Laurie Shapiro, USA

I was 12 years old and becoming a woman. Men were looking at me, staring at my flat chest with the swollen nipples. My body was stretching at the mind-blowing rate of 6" that year. Everything seemed to hurt.

I began pulling my hair out then. I would pull a strand out, one by one, concentrating on a certain area. I would examine the root, sometimes brushing it across my lips, feeling its sticky coolness drag across my skin. I would bite off the root and toss away the strand itself. I would feel around again and get just the right one, always in the same spot, on top of my head. One day I realized I could feel the smoothness of my scalp. I would rub it with the pad of my finger like a worry-stone.

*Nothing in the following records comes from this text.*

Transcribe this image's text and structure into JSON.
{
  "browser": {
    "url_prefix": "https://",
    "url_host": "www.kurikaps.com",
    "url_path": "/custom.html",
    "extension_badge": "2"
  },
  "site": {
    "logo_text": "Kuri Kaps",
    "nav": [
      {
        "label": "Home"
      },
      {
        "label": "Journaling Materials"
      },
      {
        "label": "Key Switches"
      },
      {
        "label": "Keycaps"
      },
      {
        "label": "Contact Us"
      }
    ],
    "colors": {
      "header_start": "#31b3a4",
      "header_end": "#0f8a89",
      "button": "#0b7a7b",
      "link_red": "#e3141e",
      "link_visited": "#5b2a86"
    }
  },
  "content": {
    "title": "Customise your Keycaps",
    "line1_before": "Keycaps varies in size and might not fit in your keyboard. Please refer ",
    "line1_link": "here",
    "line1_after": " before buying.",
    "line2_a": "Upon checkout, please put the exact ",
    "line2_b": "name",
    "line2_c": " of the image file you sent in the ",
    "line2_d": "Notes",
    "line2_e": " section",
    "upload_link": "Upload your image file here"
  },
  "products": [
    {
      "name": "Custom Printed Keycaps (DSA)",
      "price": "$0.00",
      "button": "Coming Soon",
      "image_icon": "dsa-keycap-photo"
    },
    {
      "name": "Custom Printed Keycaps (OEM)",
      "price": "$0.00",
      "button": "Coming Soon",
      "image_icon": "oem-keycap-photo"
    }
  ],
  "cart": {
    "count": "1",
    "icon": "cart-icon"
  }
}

Of course my mother was horrified when she finally noticed. Perhaps that was what I wanted although I don't remember. I lied to her, the doctor, to everyone, perhaps even to myself. No one could figure out why this little girl was becoming bald. We cut my hair short to try and cover up. Of course the kids at school were merciless. I don't remember how that made me feel. One must be numb to take such action against oneself.

The eyelashes were next. It was only when all of them were gone that I became vain. It was this particular nakedness that shocked me. I had laid myself bare to the world when all I wanted to do was hide. Only then did I feel out of control.

My hair grew back. I don't remember fighting the urge to pull back then, although I struggle occasionally now. The hair grew back thick and gorgeous. It was a mane and I became a lioness of sorts. I inadvertently transformed myself into something beautiful. Shedding that hair was like shedding my skin.

I have spent the better part of my life with this hair being pivotal to my identity. Old ladies would stop me on the street to touch it. Women have told me they'd kill for it. Men never said much, they didn't have to. My hair and I have a love/hate relationship. It is unruly with a mind of its own so I keep it short which I find liberating. It is still sensual and strong and female. It is less overt though and I like it that way.

I read a book recently in which a woman died and huge bald spots were discovered beneath a precarious use of barrettes. It was mentioned that she had trichotillomania. It is a result of a felt lack of control, a desperate attempt at perfectionism. This gives me pause when I am tempted to root for that perfect strand. No one is perfect.